Similar to remote work, you can also work from home or wherever you want with freelancing. The difference is, freelancing allows you to dictate your own work schedule. Why is that? Because freelance jobs are mostly project-based.

How it works: you seek out clients who are looking for “skill-focused” freelancers based on the project that needs to be done.

PROS

  • Freedom to work at home or wherever you please
  • More flexibility with your time schedule as you work your own hours
  • You can earn more doing freelance work than doing remote work as long as you are consistently getting new clients who are willing to pay your asking rate
  • You will develop an expertise, hopefully something that you really want to do or are passionate about, and that would make your job more fun and exciting
  • There are a lot of jobs available to freelancers. You just have to know what to offer and how to market your skills.

CONS

  • You might have difficulty adjusting to your new lifestyle because most of the time, you will have to be self-motivated to finish your projects at hand and meet your deadlines.
  • Clients can be more demanding (than remote work employers)
  • You will have to learn how to market your skills to get clients and build your portfolio
  • You will have to spend on marketing to get new clients until you reach the point when word of mouth / referrals are bringing you new clients.
  • You will have to compete with a lot of freelancers offering the same skills, and most of the time, at a much lower rate

I have tried both freelancing and remote work, and personally, I prefer remote work because of the stability it provides. Acquiring clients on a regular basis has been stressful for me and to be frank, I have worked with a handful of demanding clients. Currently, I have 2 full-time remote work and my schedule is flexible, so I guess I have the best of both worlds.

On the other hand, I also know a lot of freelancers who are successful in their chosen fields. I believe the most in demand freelancers now are graphic artists, eCommerce web developers, and copywriters.

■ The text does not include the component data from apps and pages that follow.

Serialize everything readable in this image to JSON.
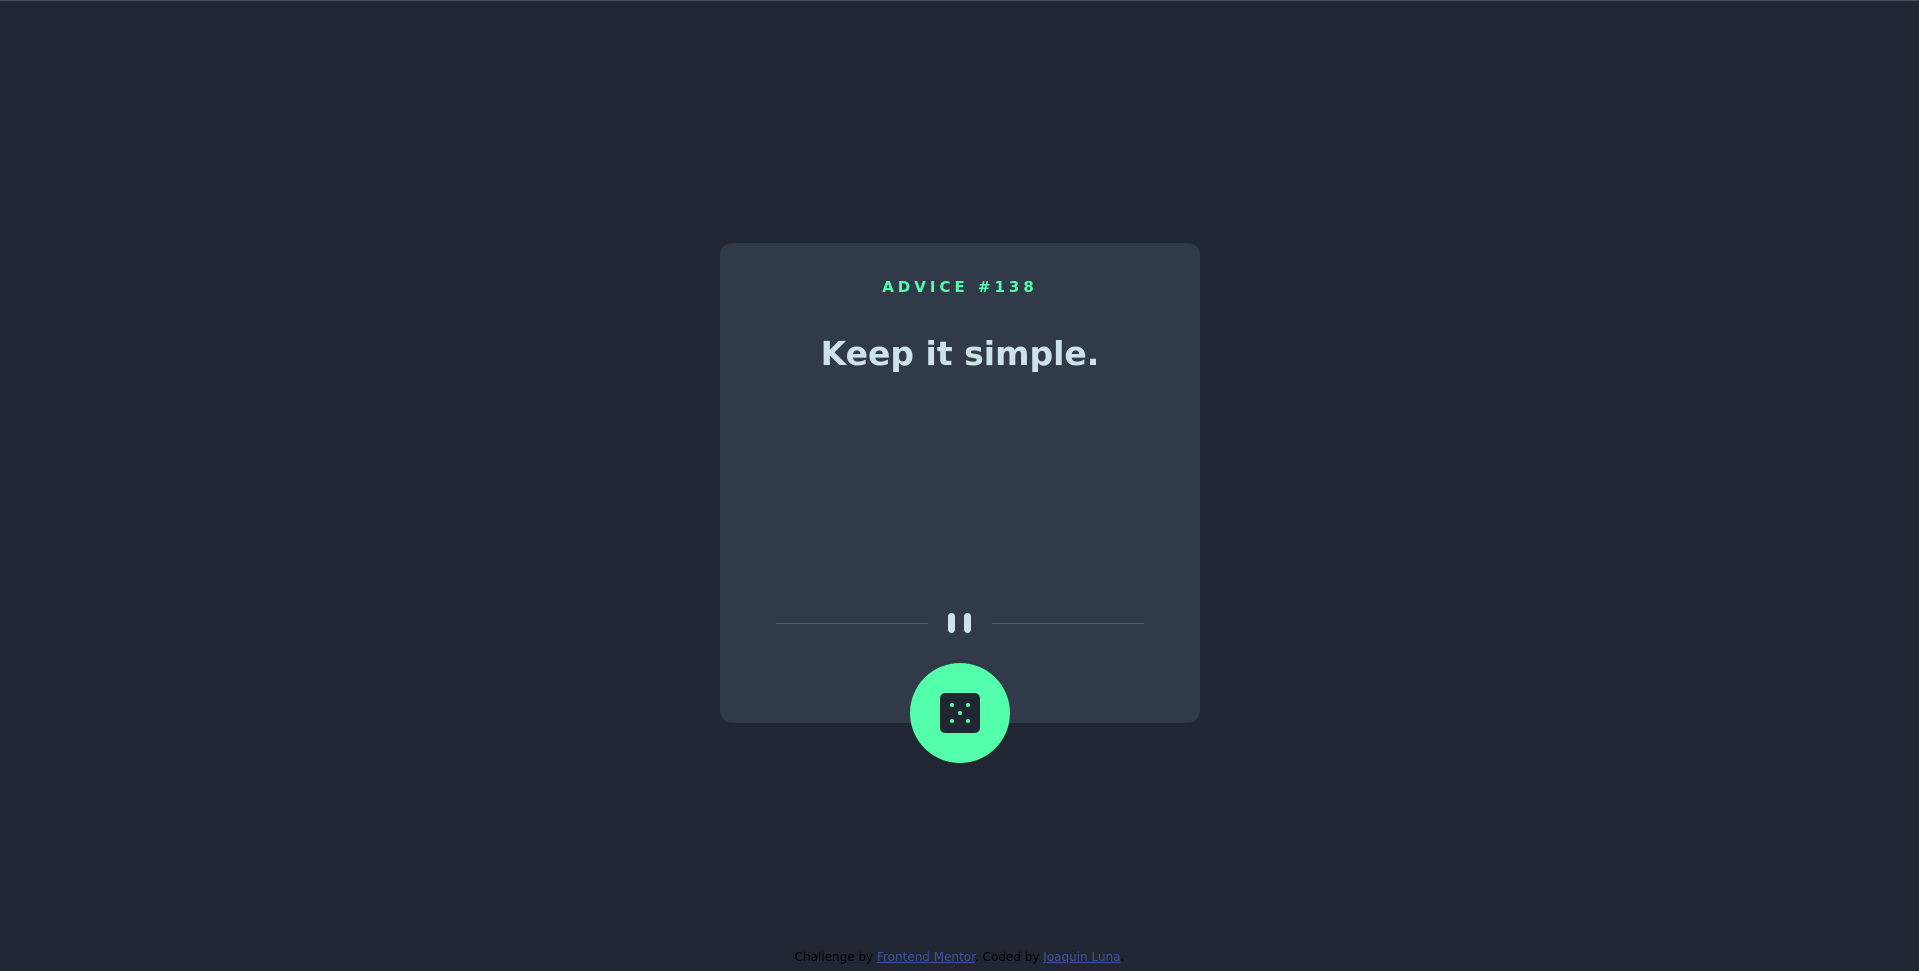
{
  "card": {
    "advice_id": "ADVICE #138",
    "advice_text": "Keep it simple."
  },
  "divider": {
    "icon": "pause-icon"
  },
  "dice_button": {
    "icon": "dice-icon"
  },
  "footer": {
    "prefix": "Challenge by ",
    "challenge_link": "Frontend Mentor",
    "middle": ". Coded by ",
    "author_link": "Joaquin Luna",
    "suffix": "."
  },
  "colors": {
    "background": "#202733",
    "card": "#313a48",
    "accent": "#53ffaa",
    "text": "#cee3e9",
    "divider": "#4f5d74",
    "link": "#3e52a3"
  }
}
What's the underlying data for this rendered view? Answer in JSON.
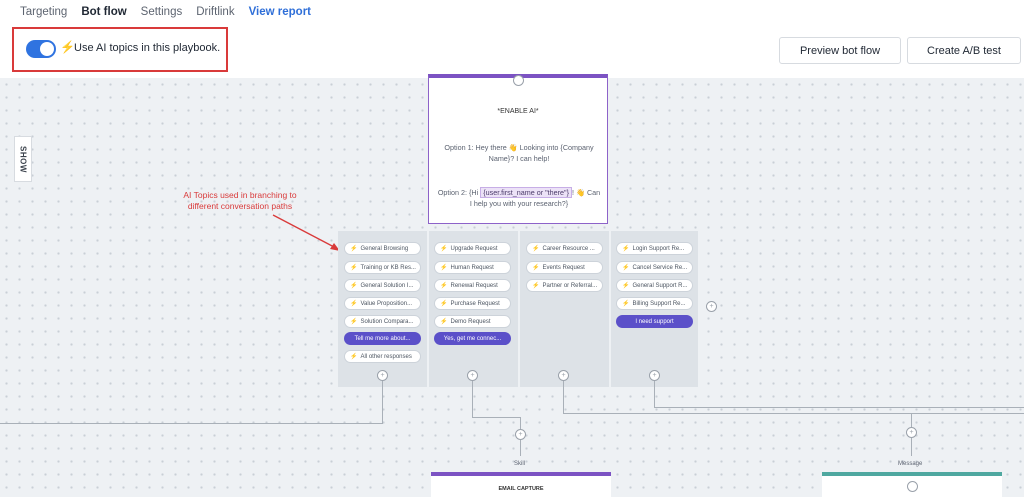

If you are interested to know how to get started working from home with no experience, here’s a useful guide for your reference. And if you want to enter the world of eCommerce, I created this Amazon VA masterclass, an online course carefully structured for both newbies and experienced remote workers.